  • So many things on first list but not on the test, that it caused me to not learn the subjects
  • I didn’t have the book long enough to study the material
  • Ran out of time. Need about 15-20 minutes more, or learn to write less or faster.
  • Not a good form/type of test.
  • Unrealistic.


Teaching the US Declaration of Independence in a World History context

Philly 2012 - Congress Hall - House DeskJoseph Adelman has a nice post on how he teaches the US Declaration of Independence in his early US survey — he reads it aloud; with the class standing, as in an 18th century church or town meeting — and I thought I might offer another perspective, since I use the same document in my World Since 1500 course.

For the last few iterations of the course, I’ve had students’ primary source readings focus on the rising tradition of rights in Western, then World, civilization.  So I have them read the US Declaration as part of a group, along with the English Bill Of Rights and the French Declaration Of Rights Of Man And Citizen. (Later in the semester, they read the UN’s Declaration of Universal Human Rights).  This is in the context of a discussion of revolutionary change, following one on the Western Enlightenment.

When we talk about the Declaration, it serves as focal evidence for talking about the American Revolution, and I talk about historiography. (I talk about historiography a lot in World History, as it turns out, but my favorite bits are this one on the US Revolution and the Fall of Rome, where the historiography just layers and layers….) There are many ways to see the US Revolution — I’m increasingly fond of the “creole” generational theory, myself, as it helps situate it in the context of the Latin American revolutions, and connects it to post-colonialism, a little — and I point out that there’s evidence for most of them right in the text of the Declaration itself.

In particular, I raise the question of just how revolutionary the American Revolution was. The famous preamble is a classic statement of Enlightenment principles about humanity and government, which suggests the power of new ideas and real change.
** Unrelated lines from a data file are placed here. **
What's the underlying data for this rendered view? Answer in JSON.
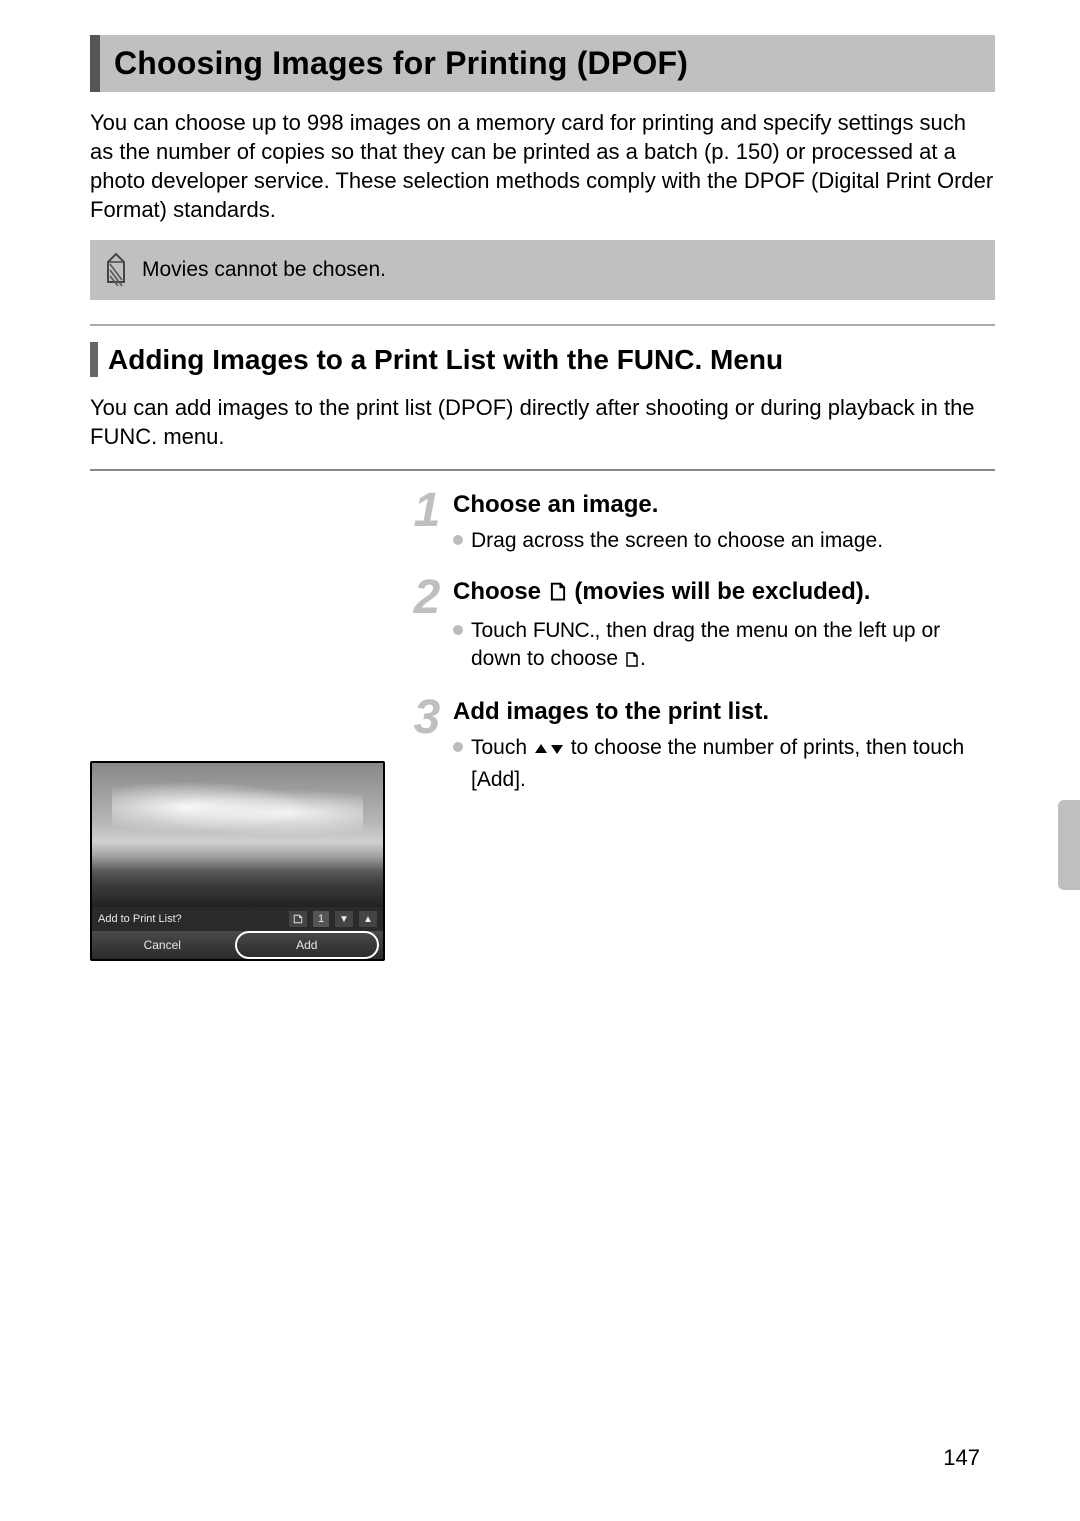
{
  "title": "Choosing Images for Printing (DPOF)",
  "intro": "You can choose up to 998 images on a memory card for printing and specify settings such as the number of copies so that they can be printed as a batch (p. 150) or processed at a photo developer service. These selection methods comply with the DPOF (Digital Print Order Format) standards.",
  "note": "Movies cannot be chosen.",
  "subhead": "Adding Images to a Print List with the FUNC. Menu",
  "subintro": "You can add images to the print list (DPOF) directly after shooting or during playback in the FUNC. menu.",
  "steps": [
    {
      "num": "1",
      "title": "Choose an image.",
      "bullets": [
        "Drag across the screen to choose an image."
      ]
    },
    {
      "num": "2",
      "title_pre": "Choose ",
      "title_post": " (movies will be excluded).",
      "bullets_pre": [
        "Touch "
      ],
      "func_label": "FUNC.",
      "bullets_mid": [
        ", then drag the menu on the left up or down to choose "
      ],
      "bullets_post": [
        "."
      ]
    },
    {
      "num": "3",
      "title": "Add images to the print list.",
      "bullets_pre": [
        "Touch "
      ],
      "bullets_post": [
        " to choose the number of prints, then touch [Add]."
      ]
    }
  ],
  "camera": {
    "prompt": "Add to Print List?",
    "count": "1",
    "cancel": "Cancel",
    "add": "Add"
  },
  "page": "147"
}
The body of the document, though, lists grievances based, in large part, on the earlier English Bill of Rights, and the structure of the whole Declaration follows closely on that example, which suggests less revolutionary aims and more an attempt to conserve rights already in existence against changing circumstances. And, of course, I have to talk about the Seven Years’ War, the tax and mercantilist policies which were driving much of the tension between the colonies and the Crown, and the extent to which many of Founding Fathers were involved in import and export related businesses.

Philly 2012 - Liberty Hall - Liberty Bell - FrontI point out that the “all men” of the Declaration was limited in effect, and that the attempt to preserve the self-governance of the colonies against royal interference largely succeeded in the short term, as the states continued to govern themselves and only slowly to create coordinated or national policies. In this it was also conservative, rather than liberalizing. But the Constitution, when it came to be, embodied Montesquieu’s tripartite scheme, which is clearly foreshadowed in the complaints of the Declaration, and maintained an elected executive and legislature, a political experiment of the most ambitious sort. Well, ambitious if you discount the even more radical political experiments of the French, which began at that very moment, and the example of which helped to solidify some of the more conservative elements of American leadership.

I have little patience for those who would fetishize the Founding Fathers and the Constitution as written, turn them into an icon of secular faith in American Exceptionalism. But I’m always impressed, as I work through this material, with the way in which the intellectual and political resources of the moment were marshalled into the Declaration, and the tensions of the moment were balanced into an effective and productive evolving Constitutional system. But clearly my presentation cuts against the grain of American exceptionalism: the American Revolution shows clear evidence of Enlightenment thought, English civic tradition, post-colonial pride, economic competition, and a desire for social stability which meant that very little changed in most people’s lives as a result.